Goal of the exercise. From the records below, pull each line that has "Pass".
#####
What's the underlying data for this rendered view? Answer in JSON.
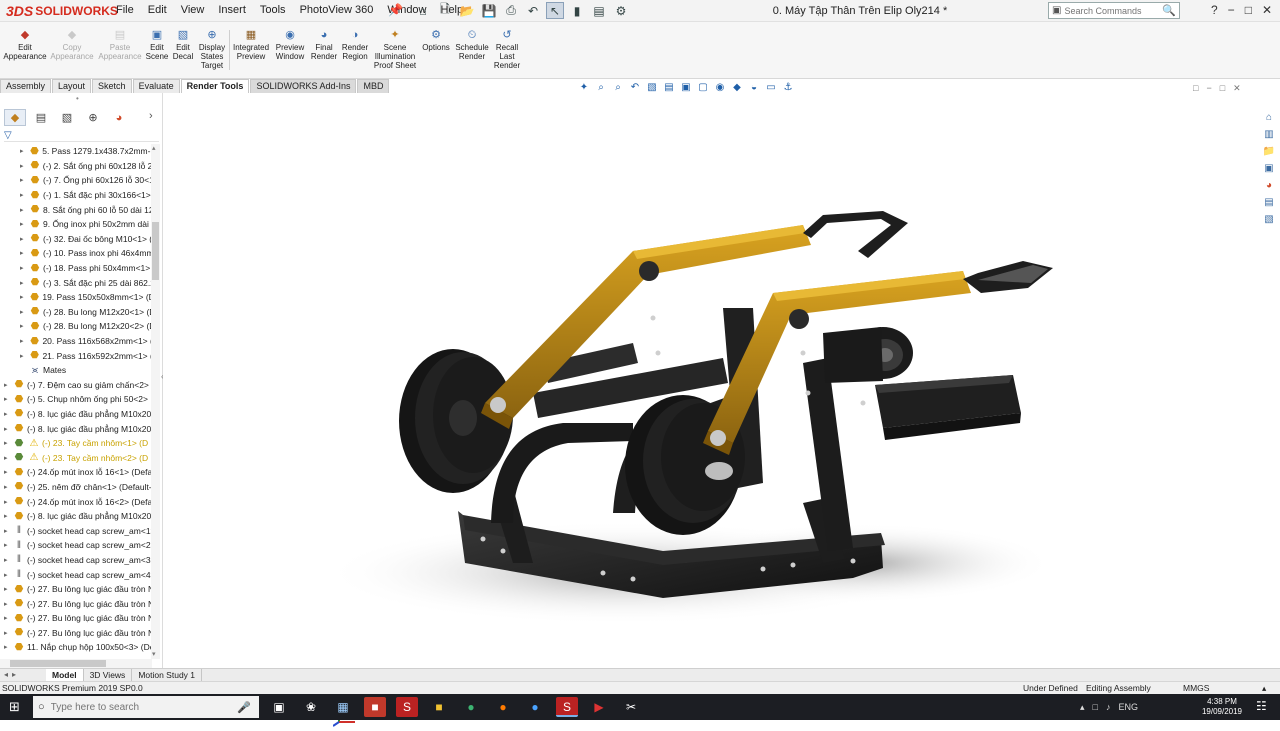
{
  "app": {
    "logo_mark": "3DS",
    "logo_text": "SOLIDWORKS",
    "document_title": "0. Máy Tập Thân Trên Elip Oly214 *",
    "menus": [
      "File",
      "Edit",
      "View",
      "Insert",
      "Tools",
      "PhotoView 360",
      "Window",
      "Help"
    ],
    "search_placeholder": "Search Commands"
  },
  "ribbon": {
    "buttons": [
      {
        "label": "Edit\nAppearance",
        "icon": "edit-appearance-icon",
        "enabled": true
      },
      {
        "label": "Copy\nAppearance",
        "icon": "copy-appearance-icon",
        "enabled": false
      },
      {
        "label": "Paste\nAppearance",
        "icon": "paste-appearance-icon",
        "enabled": false
      },
      {
        "label": "Edit\nScene",
        "icon": "edit-scene-icon",
        "enabled": true
      },
      {
        "label": "Edit\nDecal",
        "icon": "edit-decal-icon",
        "enabled": true
      },
      {
        "label": "Display\nStates\nTarget",
        "icon": "display-states-icon",
        "enabled": true
      },
      {
        "label": "Integrated\nPreview",
        "icon": "integrated-preview-icon",
        "enabled": true
      },
      {
        "label": "Preview\nWindow",
        "icon": "preview-window-icon",
        "enabled": true
      },
      {
        "label": "Final\nRender",
        "icon": "final-render-icon",
        "enabled": true
      },
      {
        "label": "Render\nRegion",
        "icon": "render-region-icon",
        "enabled": true
      },
      {
        "label": "Scene\nIllumination\nProof Sheet",
        "icon": "scene-illumination-icon",
        "enabled": true
      },
      {
        "label": "Options",
        "icon": "options-icon",
        "enabled": true
      },
      {
        "label": "Schedule\nRender",
        "icon": "schedule-render-icon",
        "enabled": true
      },
      {
        "label": "Recall\nLast\nRender",
        "icon": "recall-last-render-icon",
        "enabled": true
      }
    ]
  },
  "command_tabs": [
    "Assembly",
    "Layout",
    "Sketch",
    "Evaluate",
    "Render Tools",
    "SOLIDWORKS Add-Ins",
    "MBD"
  ],
  "active_command_tab": "Render Tools",
  "feature_tree": {
    "items": [
      {
        "label": "5. Pass 1279.1x438.7x2mm-1<",
        "indent": 1,
        "type": "part",
        "warn": false
      },
      {
        "label": "(-) 2. Sắt ống phi 60x128 lỗ 25",
        "indent": 1,
        "type": "part",
        "warn": false
      },
      {
        "label": "(-) 7. Ống phi 60x126 lỗ 30<1",
        "indent": 1,
        "type": "part",
        "warn": false
      },
      {
        "label": "(-) 1. Sắt đặc phi 30x166<1> (",
        "indent": 1,
        "type": "part",
        "warn": false
      },
      {
        "label": "8. Sắt ống phi 60 lỗ 50 dài 12",
        "indent": 1,
        "type": "part",
        "warn": false
      },
      {
        "label": "9. Ống inox phi 50x2mm dài",
        "indent": 1,
        "type": "part",
        "warn": false
      },
      {
        "label": "(-) 32. Đai ốc bông M10<1> (",
        "indent": 1,
        "type": "part",
        "warn": false
      },
      {
        "label": "(-) 10. Pass inox phi 46x4mm",
        "indent": 1,
        "type": "part",
        "warn": false
      },
      {
        "label": "(-) 18. Pass phi 50x4mm<1>",
        "indent": 1,
        "type": "part",
        "warn": false
      },
      {
        "label": "(-) 3. Sắt đặc phi 25 dài 862.2",
        "indent": 1,
        "type": "part",
        "warn": false
      },
      {
        "label": "19. Pass 150x50x8mm<1> (De",
        "indent": 1,
        "type": "part",
        "warn": false
      },
      {
        "label": "(-) 28. Bu long M12x20<1> (D",
        "indent": 1,
        "type": "part",
        "warn": false
      },
      {
        "label": "(-) 28. Bu long M12x20<2> (D",
        "indent": 1,
        "type": "part",
        "warn": false
      },
      {
        "label": "20. Pass 116x568x2mm<1> (D",
        "indent": 1,
        "type": "part",
        "warn": false
      },
      {
        "label": "21. Pass 116x592x2mm<1> (D",
        "indent": 1,
        "type": "part",
        "warn": false
      },
      {
        "label": "Mates",
        "indent": 1,
        "type": "mates",
        "warn": false
      },
      {
        "label": "(-) 7. Đệm cao su giảm chấn<2>",
        "indent": 0,
        "type": "part",
        "warn": false
      },
      {
        "label": "(-) 5. Chụp nhôm ống phi 50<2>",
        "indent": 0,
        "type": "part",
        "warn": false
      },
      {
        "label": "(-) 8. lục giác đầu phẳng M10x20",
        "indent": 0,
        "type": "part",
        "warn": false
      },
      {
        "label": "(-) 8. lục giác đầu phẳng M10x20",
        "indent": 0,
        "type": "part",
        "warn": false
      },
      {
        "label": "(-) 23. Tay cầm nhôm<1> (D",
        "indent": 0,
        "type": "assembly",
        "warn": true
      },
      {
        "label": "(-) 23. Tay cầm nhôm<2> (D",
        "indent": 0,
        "type": "assembly",
        "warn": true
      },
      {
        "label": "(-) 24.ốp mút inox lỗ 16<1> (Defa",
        "indent": 0,
        "type": "part",
        "warn": false
      },
      {
        "label": "(-) 25. nêm đỡ chân<1> (Default-",
        "indent": 0,
        "type": "part",
        "warn": false
      },
      {
        "label": "(-) 24.ốp mút inox lỗ 16<2> (Defa",
        "indent": 0,
        "type": "part",
        "warn": false
      },
      {
        "label": "(-) 8. lục giác đầu phẳng M10x20",
        "indent": 0,
        "type": "part",
        "warn": false
      },
      {
        "label": "(-) socket head cap screw_am<1>",
        "indent": 0,
        "type": "screw",
        "warn": false
      },
      {
        "label": "(-) socket head cap screw_am<2>",
        "indent": 0,
        "type": "screw",
        "warn": false
      },
      {
        "label": "(-) socket head cap screw_am<3>",
        "indent": 0,
        "type": "screw",
        "warn": false
      },
      {
        "label": "(-) socket head cap screw_am<4>",
        "indent": 0,
        "type": "screw",
        "warn": false
      },
      {
        "label": "(-) 27. Bu lông lục giác đầu tròn N",
        "indent": 0,
        "type": "part",
        "warn": false
      },
      {
        "label": "(-) 27. Bu lông lục giác đầu tròn N",
        "indent": 0,
        "type": "part",
        "warn": false
      },
      {
        "label": "(-) 27. Bu lông lục giác đầu tròn N",
        "indent": 0,
        "type": "part",
        "warn": false
      },
      {
        "label": "(-) 27. Bu lông lục giác đầu tròn N",
        "indent": 0,
        "type": "part",
        "warn": false
      },
      {
        "label": "11. Nắp chụp hộp 100x50<3> (De",
        "indent": 0,
        "type": "part",
        "warn": false
      }
    ]
  },
  "bottom_tabs": [
    "Model",
    "3D Views",
    "Motion Study 1"
  ],
  "active_bottom_tab": "Model",
  "status": {
    "product": "SOLIDWORKS Premium 2019 SP0.0",
    "definition": "Under Defined",
    "mode": "Editing Assembly",
    "units": "MMGS"
  },
  "taskbar": {
    "search_placeholder": "Type here to search",
    "language": "ENG",
    "time": "4:38 PM",
    "date": "19/09/2019"
  },
  "colors": {
    "brand_red": "#d52b1e",
    "arm_gold": "#b8860b",
    "frame_black": "#1f1f1f",
    "warning_yellow": "#c8a200",
    "taskbar_bg": "#1c1e23"
  }
}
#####
Answer section.
        "label": "5. Pass 1279.1x438.7x2mm-1<",
        "label": "(-) 10. Pass inox phi 46x4mm",
        "label": "(-) 18. Pass phi 50x4mm<1>",
        "label": "19. Pass 150x50x8mm<1> (De",
        "label": "20. Pass 116x568x2mm<1> (D",
        "label": "21. Pass 116x592x2mm<1> (D",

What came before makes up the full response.